Technology Construction, Inc. (“TCI”) successfully bid on a Kingman city project. TCI bid a certain price for the work. TCI was to complete phase one between June 1 and June 30, 2005 and phase two between July 18, 2005 and March 15, 2006. These dates became unworkable, however, because Kingman did not present a contract to sign and did not provide TCI with necessary notices to commence construction until months later. TCI did not contribute to the delay. In the interim, Hurricane Katrina caused prices to go up on asphalt and other oil-based products.
In May 2006, TCI submitted a notice of claim to the city asking for upward adjustments to the contract price due to the delays and increased costs for materials. Kingman never paid and TCI sued. After a bench trial, the trial court entered judgment for TCI and awarded it damages reflecting the additional costs incurred to complete the work.
The Court of Appeals affirmed the judgment. First, Kingman argued that no damages were permitted because the city’s contract included a “no liability” clause. The clause stated that “in no case . . . will the City . . . be liable for any portion of the expenses of the work.” The contract, however, also incorporated other documents, including a document entitled “Uniform Standard Specifications for Public Works Construction.” That document contained clauses stating that public construction contracts “shall” allow the contractor to seek damages for expenses caused by the public entity’s unreasonable delay, and that a contractor should be able to seek an adjustment to the contract due to “changed conditions unknown to all parties at the time of the bid.” Kingman contended that the “no liability” clause controlled.
The Court disagreed, holding that the “no liability” clause did not shield the city from damages caused by “the significant delays that occurred in this case.” The Court pointed to several California cases construing similar provisions which had held, for various reasons, that such clauses did not totally absolve municipalities from all liability.
Second, the Court likewise rejected Kingman’s argument that the contract was a “fixed price contract.” The Court noted that the city’s contract specifically incorporated the Uniform Specifications, and that document included a provision for “changes in the contract amount.” The parties’ course of dealing also undermined Kingman’s argument because there had been multiple change orders during the project that altered the contract price.
Finally, Kingman invoked the rule of Hadley v. Baxendale to argue “that TCI’s delay damages for increased material costs were not foreseeable.” That case stands generally for the rule that only reasonably foreseeable damages can result from a breach of contract. The Court held that the damage caused was foreseeable because commodity prices “change over time and in accordance with market forces under many influences, including weather.”

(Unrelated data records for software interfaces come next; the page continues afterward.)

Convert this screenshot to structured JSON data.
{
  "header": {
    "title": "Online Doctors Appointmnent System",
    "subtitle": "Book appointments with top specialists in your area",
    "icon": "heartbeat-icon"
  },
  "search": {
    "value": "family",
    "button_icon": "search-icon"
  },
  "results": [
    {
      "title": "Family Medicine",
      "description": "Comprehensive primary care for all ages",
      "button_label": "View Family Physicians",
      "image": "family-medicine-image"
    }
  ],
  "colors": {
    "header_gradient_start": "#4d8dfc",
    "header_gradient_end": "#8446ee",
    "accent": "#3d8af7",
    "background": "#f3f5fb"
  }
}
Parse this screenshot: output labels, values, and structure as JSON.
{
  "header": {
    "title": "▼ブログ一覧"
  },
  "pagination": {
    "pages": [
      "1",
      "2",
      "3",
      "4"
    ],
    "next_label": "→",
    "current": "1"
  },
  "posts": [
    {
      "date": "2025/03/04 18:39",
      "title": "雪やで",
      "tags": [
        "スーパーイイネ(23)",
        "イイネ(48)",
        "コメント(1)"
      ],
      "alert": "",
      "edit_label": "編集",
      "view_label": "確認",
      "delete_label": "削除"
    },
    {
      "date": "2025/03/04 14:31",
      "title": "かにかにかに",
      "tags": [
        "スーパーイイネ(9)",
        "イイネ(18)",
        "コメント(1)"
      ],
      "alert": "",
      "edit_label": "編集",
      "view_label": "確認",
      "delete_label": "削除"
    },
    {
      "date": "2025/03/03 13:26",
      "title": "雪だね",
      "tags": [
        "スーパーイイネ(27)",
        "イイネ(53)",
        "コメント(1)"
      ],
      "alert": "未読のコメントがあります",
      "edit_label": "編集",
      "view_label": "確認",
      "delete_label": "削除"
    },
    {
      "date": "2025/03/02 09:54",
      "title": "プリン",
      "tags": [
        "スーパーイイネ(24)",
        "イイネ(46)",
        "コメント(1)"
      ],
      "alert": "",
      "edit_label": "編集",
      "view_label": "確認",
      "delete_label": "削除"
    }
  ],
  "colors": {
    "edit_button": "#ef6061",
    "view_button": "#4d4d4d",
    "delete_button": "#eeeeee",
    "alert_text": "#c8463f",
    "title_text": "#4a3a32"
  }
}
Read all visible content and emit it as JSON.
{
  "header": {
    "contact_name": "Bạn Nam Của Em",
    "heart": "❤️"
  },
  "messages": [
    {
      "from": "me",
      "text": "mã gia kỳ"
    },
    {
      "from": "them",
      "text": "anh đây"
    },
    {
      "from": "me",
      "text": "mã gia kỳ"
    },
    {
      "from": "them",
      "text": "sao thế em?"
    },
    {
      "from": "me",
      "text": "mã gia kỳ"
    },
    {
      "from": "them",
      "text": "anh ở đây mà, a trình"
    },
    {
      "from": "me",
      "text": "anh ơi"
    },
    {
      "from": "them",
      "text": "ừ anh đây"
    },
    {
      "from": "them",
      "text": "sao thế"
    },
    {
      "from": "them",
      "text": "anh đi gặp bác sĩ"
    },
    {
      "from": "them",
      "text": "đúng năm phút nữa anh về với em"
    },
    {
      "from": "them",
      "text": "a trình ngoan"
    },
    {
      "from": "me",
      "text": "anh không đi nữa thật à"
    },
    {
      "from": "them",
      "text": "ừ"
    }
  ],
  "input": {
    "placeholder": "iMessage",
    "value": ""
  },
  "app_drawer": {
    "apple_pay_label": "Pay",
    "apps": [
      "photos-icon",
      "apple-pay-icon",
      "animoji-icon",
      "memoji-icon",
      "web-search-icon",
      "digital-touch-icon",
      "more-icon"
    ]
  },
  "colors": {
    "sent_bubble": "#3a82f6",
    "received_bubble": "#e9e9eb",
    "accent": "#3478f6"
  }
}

Judge Thompson authored the unanimous opinion; Judges Portley and Gemmill concurred.
Posted by: Joseph Roth